My first love was in a band. His advice about music translated easily to the writing life—or I made it fit, those nights I was killing time backstage in dive bars during sound check. “Leave them wanting more” was his advice on playing. So I won’t drone on when I give readings, erring on the side of reading too little.
“All money made by the band goes back to the band” is another one of his sayings—easy to follow when I made only $10 here and there publishing poems. My first three books were poetry, published because they had won contests.
I put that prize money back into my band—back into my writing—using it to print postcards, to enter contests, and, importantly, to acquire gas and food as I traveled around giving readings. That was back when writing wasn’t my full-time job. It is now, by necessity. And the world is different now, fueled by a gig economy seemingly hell-bent on driving us into the ground with exhaustion.
Elizabeth Gilbert famously used her book advance to travel while writing Eat Pray Love. V.E. Schwab says she spent her (more modest) first book advance on, “in order: Rent. Groceries. Bills. Self-promotion.”
Schwab was responding to a Twitter thread on advances. Writers’ responses to what they had spent or would spend advances on included college, a new roof, and an adoption, as well as on evergreen expenses such as bills and insurance and paying down debt. Michelle Belanger said her “book advance story speaks to the failure of U.S. health care”; she spent it on oral surgery, which she had to pay for out of pocket.
These responses were overwhelmingly practical. And the responses overwhelmingly came from women.
The idea is that you spend your book advance on the living expenses accrued while writing the book. But many people have already finished a book before it sells. And most of us aren’t paid enough of an advance to live off it, or at least not for very long—not in our era of sky-high rents and insurance costs.
After publishing my poetry, I earned three book advances for fiction. My debut adult novel, The Grower, will be published Sept. 1, 2020, by Mira, and I haven’t spent the money for it—or I can’t tell you what I spent it on. Just rent, insurance, bills, etc.
A few months after the novel sold, I was laid off from my job. My coworkers and I were in the process of joining a union, and I didn’t receive severance. As soon as he learned I had been laid off, my literary agent, Eric Smith, suggested I polish up the next book he knew I was writing. He said we could sell it on the strength of sample chapters and an outline. And he was right.
The idea of spending all of a book advance with the expectation of future earnings that may or may not ever come is dangerous. But I did spend every cent of an advance once. And it was the smartest thing I have ever done.
That advance, for a novella, was the first one I earned. And I can tell you exactly what I spent it on: I hired a lawyer. Because of that advance, I was able to get a divorce, get custody of my child, and get child support established. That advance saved my life.

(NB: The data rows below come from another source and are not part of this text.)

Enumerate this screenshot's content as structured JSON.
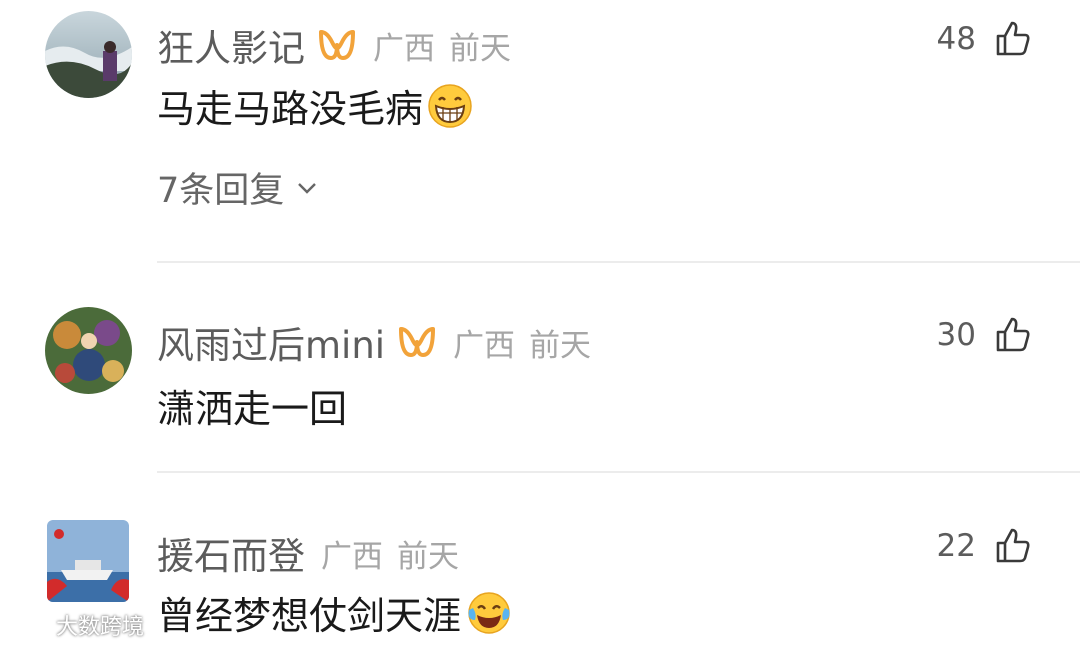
{
  "comments": [
    {
      "username": "狂人影记",
      "vip": true,
      "location": "广西",
      "time": "前天",
      "likes": "48",
      "text": "马走马路没毛病",
      "emoji": "grinning-face",
      "replies_label": "7条回复"
    },
    {
      "username": "风雨过后mini",
      "vip": true,
      "location": "广西",
      "time": "前天",
      "likes": "30",
      "text": "潇洒走一回"
    },
    {
      "username": "援石而登",
      "vip": false,
      "location": "广西",
      "time": "前天",
      "likes": "22",
      "text": "曾经梦想仗剑天涯",
      "emoji": "laughing-tears-face"
    }
  ],
  "watermark": "大数跨境",
  "colors": {
    "vip": "#f2a33a",
    "meta": "#a6a6a6",
    "username": "#5c5c5c"
  }
}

Women’s financial lives are different than men’s. We earn less, of course—women of color earn least of all—and we also save less. We are often forced to drop out of the workforce for years at a time because of caregiving. We are less likely to have credit cards, bank accounts, cars, property, and utility bills in our name. We are less likely to have an established credit history because we often have to leave jobs or are forced out. We are more likely to be financially abused or to be trapped in relationships that are controlling, dangerous, or even deadly. Escape from such relationships is not only emotionally and physically difficult, it is also expensive, with women’s incomes declining an average of 20% after divorce (which is itself costly), according to research conducted by a London School of Economics professor. For many women, poverty after divorce is chronic.
My advice for all women writers: save your advance. Save every single penny you can. Because your survival is not guaranteed—as a writer but also as a person who is still thought of as less than in this world.
The last advice I remember from the musician? Your first act needs to be the best. Your second act? Make it even better.
This article was supported by the Economic Hardship Reporting Project, a journalism nonprofit (founded by Barbara Ehrenreich) that funds stories about inequality in America.
Alison Stine is the author of the novel The Grower, which will be published by Mira in September 2020. Her other books include the poetry collection Ohio Violence. She lives with her son in rural Appalachia.